Addressing the church at the beginning of Lent, Pope Francis called on Christians to "become islands of mercy in the midst of the sea of indifference."
Emphasizing the oneness of the ecclesial body, wherein "if one member suffers, all suffer together" (1 Corinthians 12:26), the pope prescribed practices based less on personal penance than on the "formation of the heart" as a way "of overcoming indifference and our pretensions to self-sufficiency."
"Every Christian community is called to go out of itself and to be engaged in the life of the greater society of which it is a part," Francis writes in his letter, "especially with the poor and those who are far away."
The letter is short on specifics. How, exactly, can we use Lent to make an impact on the lives of others? Last year, Nicholas Kristof and Sheryl WuDunn released the book A Path Appears. (A film documentary companion to the book aired in three segments on PBS this month and will soon stream online.) The project takes its title from the Chinese essayist Lu Xun, who wrote in 1921: "Hope is like a path in the countryside. Originally, there is nothing -- but as people walk this way again and again, a path appears."
In one respect, the book is a rich catalogue of astounding trailblazers -- idealistic college students as well as former slum-dwellers, gang-bangers, sex traffickers and drug mules -- who have overcome adversity to establish charitable foundations and social programs that do a tremendous amount of good for the most disadvantaged.
But more than that, the book is a guide to those who wish to make a difference in the world but cannot leave everything behind to found a nongovernmental organization or join Doctors Without Borders. In effect, it is a rallying cry against indifference, against the idea that there is nothing we can do or that "handouts" are useless. Many of us "tend to be skeptical that a modest sum can actually make a difference," the authors write. "Yet one of the clearest lessons in our long journey is that it is indeed possible to have an impact with a modest sum."
The book gives examples: For $5, you can buy an antimalarial net for an at-risk family, possibly saving lives. For just 75 cents per person, Helen Keller International can buy low-price drugs from Pfizer to eliminate blindness caused by a horrible disease like trachoma in Mali.
One of the recurring themes of the book is the importance of education. In telling my friends about it, I tried to remember a mind-boggling statistic from a 1995 survey it had cited. The number of words that children hear correlates to their families' socioeconomic status. By the age of 4, the average child of working professionals will have heard ... how many more words than the average child who is on welfare? I couldn't recall. Thirty thousand? Three hundred thousand?

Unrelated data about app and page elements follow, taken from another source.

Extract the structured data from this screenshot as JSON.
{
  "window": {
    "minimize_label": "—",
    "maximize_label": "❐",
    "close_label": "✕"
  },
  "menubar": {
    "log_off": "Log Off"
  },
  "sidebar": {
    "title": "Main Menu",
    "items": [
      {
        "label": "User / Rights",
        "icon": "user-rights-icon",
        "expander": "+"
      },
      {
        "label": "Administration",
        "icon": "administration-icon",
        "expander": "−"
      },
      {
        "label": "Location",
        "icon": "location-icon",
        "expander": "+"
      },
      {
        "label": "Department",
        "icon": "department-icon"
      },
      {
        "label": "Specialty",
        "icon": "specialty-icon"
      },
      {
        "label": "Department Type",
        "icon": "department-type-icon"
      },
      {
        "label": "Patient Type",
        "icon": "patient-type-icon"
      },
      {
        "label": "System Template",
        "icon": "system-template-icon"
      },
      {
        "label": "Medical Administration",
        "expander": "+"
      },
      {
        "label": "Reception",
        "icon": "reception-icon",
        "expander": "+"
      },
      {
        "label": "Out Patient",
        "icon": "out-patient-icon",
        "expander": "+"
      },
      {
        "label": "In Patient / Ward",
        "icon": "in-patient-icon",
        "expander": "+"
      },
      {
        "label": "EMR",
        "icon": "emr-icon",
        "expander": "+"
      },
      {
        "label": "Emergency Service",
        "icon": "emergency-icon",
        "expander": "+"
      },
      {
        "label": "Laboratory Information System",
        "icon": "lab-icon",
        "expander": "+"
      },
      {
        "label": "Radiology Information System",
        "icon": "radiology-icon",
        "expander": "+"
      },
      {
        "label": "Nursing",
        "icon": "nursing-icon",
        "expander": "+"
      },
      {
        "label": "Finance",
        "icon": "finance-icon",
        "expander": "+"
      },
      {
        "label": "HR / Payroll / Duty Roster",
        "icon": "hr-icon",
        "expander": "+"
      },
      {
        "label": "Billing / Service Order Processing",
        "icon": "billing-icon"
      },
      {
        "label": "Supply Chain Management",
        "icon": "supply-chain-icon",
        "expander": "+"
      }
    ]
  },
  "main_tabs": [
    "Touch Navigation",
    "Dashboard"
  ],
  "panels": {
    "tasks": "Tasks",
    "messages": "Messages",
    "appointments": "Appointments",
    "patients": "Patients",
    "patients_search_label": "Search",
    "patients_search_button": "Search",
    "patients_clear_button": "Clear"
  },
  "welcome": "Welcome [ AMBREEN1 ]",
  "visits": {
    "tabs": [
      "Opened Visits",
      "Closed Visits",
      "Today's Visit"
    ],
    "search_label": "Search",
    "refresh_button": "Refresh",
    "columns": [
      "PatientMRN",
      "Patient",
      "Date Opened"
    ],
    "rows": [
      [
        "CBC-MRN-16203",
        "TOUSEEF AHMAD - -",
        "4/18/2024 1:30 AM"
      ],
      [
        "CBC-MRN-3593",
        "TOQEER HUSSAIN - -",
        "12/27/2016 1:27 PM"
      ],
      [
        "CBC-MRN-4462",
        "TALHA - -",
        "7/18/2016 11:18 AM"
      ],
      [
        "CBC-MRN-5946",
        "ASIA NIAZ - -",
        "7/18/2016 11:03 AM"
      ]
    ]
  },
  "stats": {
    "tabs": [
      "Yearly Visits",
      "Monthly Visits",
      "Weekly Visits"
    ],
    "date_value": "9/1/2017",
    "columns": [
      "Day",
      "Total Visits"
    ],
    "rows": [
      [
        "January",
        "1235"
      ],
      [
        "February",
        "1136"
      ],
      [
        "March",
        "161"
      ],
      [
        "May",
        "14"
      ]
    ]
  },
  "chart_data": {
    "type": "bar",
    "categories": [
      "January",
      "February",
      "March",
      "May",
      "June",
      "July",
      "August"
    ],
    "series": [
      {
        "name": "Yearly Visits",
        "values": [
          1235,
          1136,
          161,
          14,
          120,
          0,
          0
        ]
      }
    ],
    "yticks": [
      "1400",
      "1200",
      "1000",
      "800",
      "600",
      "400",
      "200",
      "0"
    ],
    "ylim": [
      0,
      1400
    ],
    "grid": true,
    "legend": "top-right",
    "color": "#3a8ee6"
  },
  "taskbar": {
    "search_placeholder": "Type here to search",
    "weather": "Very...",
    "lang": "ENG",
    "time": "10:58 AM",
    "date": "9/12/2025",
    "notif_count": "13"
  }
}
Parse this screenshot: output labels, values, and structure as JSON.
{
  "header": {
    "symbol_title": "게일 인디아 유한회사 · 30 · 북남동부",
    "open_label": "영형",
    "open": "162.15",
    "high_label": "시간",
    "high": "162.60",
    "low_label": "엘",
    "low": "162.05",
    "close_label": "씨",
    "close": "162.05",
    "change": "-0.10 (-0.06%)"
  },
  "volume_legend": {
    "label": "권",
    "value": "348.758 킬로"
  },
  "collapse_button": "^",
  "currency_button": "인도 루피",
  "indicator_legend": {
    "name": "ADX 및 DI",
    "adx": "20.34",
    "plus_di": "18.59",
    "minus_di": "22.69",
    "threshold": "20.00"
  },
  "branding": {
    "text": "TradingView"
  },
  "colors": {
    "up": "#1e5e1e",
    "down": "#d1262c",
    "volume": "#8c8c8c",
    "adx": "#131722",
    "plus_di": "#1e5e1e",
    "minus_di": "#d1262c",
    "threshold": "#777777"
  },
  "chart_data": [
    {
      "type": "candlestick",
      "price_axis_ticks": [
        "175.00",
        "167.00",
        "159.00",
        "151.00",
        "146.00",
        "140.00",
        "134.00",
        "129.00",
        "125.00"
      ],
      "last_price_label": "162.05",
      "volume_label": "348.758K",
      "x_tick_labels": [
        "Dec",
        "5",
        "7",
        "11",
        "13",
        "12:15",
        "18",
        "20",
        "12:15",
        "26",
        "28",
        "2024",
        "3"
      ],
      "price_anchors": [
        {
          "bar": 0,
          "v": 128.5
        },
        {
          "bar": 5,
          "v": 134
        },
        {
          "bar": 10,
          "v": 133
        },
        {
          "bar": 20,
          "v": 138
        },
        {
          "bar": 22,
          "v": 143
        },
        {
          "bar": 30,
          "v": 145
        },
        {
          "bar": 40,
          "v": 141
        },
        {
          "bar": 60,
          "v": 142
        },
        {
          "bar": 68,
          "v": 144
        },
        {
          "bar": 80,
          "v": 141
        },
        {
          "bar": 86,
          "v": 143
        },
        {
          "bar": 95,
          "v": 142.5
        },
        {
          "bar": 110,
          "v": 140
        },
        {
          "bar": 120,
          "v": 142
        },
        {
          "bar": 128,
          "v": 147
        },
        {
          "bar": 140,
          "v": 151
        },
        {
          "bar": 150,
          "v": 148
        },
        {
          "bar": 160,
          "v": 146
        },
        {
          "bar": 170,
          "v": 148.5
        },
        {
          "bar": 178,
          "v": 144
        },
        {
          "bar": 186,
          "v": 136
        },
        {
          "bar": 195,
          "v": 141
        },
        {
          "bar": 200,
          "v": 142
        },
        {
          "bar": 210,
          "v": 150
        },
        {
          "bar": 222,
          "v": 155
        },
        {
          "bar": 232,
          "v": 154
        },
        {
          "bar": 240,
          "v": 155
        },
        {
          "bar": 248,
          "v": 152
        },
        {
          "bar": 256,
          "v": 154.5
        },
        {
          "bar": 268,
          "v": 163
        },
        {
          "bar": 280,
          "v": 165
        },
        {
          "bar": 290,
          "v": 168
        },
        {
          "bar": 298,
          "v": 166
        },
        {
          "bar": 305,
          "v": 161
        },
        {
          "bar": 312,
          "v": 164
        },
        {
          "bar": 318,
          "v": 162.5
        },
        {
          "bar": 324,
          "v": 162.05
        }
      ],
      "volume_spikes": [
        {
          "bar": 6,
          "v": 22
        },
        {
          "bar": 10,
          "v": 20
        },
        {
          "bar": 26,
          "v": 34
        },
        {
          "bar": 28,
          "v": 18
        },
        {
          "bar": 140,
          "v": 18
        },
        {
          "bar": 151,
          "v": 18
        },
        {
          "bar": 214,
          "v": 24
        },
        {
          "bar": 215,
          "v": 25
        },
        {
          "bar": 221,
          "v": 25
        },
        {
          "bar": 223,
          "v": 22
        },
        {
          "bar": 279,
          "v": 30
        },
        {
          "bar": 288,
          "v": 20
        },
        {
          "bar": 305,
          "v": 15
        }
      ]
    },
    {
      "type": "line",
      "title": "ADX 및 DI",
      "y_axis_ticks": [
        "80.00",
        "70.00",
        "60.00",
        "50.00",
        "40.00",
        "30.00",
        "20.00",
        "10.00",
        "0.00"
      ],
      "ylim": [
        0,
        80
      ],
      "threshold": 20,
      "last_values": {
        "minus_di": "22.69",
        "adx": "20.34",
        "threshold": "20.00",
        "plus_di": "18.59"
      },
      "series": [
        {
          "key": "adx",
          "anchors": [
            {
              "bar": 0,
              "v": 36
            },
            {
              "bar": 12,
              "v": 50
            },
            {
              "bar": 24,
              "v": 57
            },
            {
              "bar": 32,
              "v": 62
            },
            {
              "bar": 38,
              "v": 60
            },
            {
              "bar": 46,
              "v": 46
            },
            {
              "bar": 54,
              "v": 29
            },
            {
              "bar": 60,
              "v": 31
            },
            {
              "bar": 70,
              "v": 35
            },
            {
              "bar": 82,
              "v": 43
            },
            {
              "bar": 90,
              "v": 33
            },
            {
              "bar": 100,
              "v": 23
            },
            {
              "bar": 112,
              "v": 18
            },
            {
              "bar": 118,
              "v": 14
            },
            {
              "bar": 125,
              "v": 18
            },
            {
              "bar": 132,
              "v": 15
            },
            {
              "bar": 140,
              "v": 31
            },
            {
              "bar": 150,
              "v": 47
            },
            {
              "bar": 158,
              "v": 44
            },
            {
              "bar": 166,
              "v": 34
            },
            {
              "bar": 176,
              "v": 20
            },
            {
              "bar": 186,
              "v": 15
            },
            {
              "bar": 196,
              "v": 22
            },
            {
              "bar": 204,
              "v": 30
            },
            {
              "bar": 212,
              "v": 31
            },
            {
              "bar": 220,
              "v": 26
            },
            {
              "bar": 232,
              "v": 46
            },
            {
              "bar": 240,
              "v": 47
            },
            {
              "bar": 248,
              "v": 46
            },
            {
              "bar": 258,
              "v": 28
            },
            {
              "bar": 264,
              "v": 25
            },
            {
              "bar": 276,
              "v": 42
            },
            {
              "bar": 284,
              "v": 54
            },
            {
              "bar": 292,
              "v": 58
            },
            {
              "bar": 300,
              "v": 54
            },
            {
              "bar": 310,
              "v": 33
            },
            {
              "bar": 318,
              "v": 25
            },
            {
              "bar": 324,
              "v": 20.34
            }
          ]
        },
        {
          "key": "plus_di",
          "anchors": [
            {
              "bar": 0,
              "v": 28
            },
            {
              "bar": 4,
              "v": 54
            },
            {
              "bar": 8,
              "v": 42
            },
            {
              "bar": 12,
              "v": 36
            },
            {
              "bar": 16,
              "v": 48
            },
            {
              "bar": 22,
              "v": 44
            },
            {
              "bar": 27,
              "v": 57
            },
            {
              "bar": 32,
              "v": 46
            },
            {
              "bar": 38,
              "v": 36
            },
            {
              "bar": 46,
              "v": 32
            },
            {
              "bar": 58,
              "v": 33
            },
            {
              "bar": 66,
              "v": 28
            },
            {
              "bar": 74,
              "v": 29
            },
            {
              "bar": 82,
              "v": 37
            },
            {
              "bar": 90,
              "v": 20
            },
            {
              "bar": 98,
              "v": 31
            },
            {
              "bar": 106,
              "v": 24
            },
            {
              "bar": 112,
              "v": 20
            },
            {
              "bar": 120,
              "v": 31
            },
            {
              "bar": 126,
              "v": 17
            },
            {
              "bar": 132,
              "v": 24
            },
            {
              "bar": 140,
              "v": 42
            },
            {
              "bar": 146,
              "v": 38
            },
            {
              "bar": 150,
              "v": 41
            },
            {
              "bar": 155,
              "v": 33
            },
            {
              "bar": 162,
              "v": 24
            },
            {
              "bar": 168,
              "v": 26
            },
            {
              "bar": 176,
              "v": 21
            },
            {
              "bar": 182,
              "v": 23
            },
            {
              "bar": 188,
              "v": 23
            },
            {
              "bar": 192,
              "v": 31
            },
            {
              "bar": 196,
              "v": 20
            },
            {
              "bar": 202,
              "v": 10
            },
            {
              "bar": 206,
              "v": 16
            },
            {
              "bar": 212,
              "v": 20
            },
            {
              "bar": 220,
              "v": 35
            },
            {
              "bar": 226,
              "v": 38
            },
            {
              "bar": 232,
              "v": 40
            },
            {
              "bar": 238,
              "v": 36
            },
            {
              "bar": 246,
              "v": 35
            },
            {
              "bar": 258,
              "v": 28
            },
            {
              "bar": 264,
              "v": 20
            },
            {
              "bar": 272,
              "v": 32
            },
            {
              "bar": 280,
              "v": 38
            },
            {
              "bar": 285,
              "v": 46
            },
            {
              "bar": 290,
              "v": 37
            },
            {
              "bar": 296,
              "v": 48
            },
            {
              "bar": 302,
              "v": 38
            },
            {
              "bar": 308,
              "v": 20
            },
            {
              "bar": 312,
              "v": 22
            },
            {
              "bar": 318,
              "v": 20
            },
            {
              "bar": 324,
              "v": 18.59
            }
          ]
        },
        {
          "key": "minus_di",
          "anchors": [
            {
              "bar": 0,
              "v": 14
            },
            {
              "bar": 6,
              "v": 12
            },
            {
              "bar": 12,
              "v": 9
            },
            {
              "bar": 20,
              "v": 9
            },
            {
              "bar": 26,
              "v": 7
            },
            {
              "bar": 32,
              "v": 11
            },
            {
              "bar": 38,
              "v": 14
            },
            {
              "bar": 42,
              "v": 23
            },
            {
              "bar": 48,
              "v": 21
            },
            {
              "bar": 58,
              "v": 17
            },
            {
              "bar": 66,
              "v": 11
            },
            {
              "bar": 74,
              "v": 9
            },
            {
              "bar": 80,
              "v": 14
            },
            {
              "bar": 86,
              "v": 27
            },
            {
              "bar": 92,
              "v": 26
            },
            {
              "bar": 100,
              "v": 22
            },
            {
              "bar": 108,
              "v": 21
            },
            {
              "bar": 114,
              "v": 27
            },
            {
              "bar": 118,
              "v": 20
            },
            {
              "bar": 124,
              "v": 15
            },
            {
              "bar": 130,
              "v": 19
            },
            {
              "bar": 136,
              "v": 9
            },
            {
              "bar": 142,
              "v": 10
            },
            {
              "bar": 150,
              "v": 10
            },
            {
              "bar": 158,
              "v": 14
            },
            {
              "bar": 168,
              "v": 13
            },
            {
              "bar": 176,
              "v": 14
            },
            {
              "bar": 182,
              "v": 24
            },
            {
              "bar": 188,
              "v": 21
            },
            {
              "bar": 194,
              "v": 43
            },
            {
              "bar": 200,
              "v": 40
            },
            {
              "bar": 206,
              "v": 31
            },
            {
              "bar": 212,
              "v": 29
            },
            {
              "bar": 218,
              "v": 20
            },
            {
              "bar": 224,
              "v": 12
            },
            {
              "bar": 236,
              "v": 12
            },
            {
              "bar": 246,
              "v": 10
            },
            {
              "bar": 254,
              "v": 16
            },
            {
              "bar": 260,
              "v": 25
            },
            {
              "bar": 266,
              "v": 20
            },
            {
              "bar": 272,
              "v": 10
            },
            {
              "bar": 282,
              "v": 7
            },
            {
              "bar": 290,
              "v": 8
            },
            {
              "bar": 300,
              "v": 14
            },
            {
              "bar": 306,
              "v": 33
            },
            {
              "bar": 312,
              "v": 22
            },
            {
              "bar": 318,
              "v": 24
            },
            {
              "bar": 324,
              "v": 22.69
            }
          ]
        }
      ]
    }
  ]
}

I looked back at the book and gasped: 30 million. Thirty million words.
WuDunn and Kristof suggest, then, that one of the most impactful investments any of us can make is in early childhood education before children fall behind the eight ball and subsequent problems become intractable. For $20, they report, Reach Out and Read "can take on a new child and introduce him or her to the joys of reading."
It is well worth reading this book for its inspiring (and sometimes devastating) stories, shrewd advice on making efficient donations, and practical list of organizations to which one can contribute. I would like to highlight one Catholic organization on its list: Catholic Relief Services.
CRS is celebrating the 40th anniversary of its famous Rice Bowl program, small cardboard boxes many of us have seen given away in our parishes. The idea is to save up our change during Lent, as well as more significant amounts of money that come our way, and to bring it to a local parish during Holy Week. Seventy-five percent of the proceeds go to CRS's efforts overseas; 25 percent is used to help the poor in one's local diocese.
Rice Bowl's website is handsomely done. Its weekly Lenten guide includes text and video stories of people who have benefited from charitable giving to CRS: a soy bean farmer and grandmother named Gertruda in Tanzania, a 5-year-old Syrian refugee in Lebanon named Tanious, the struggling Ramirez family in rural Nicaragua.
It also offers a number of meatless recipes from around the world. The website suggests putting the $3 you save by not buying meat into your Rice Bowl for eventual donation.
Of course, you can also give directly online.
Helping such an organization provide vulnerable communities with clean drinking water, health exams and treatment for children, and seeds and training for farmers could be one way for us to help overcome global indifference during Lent this year.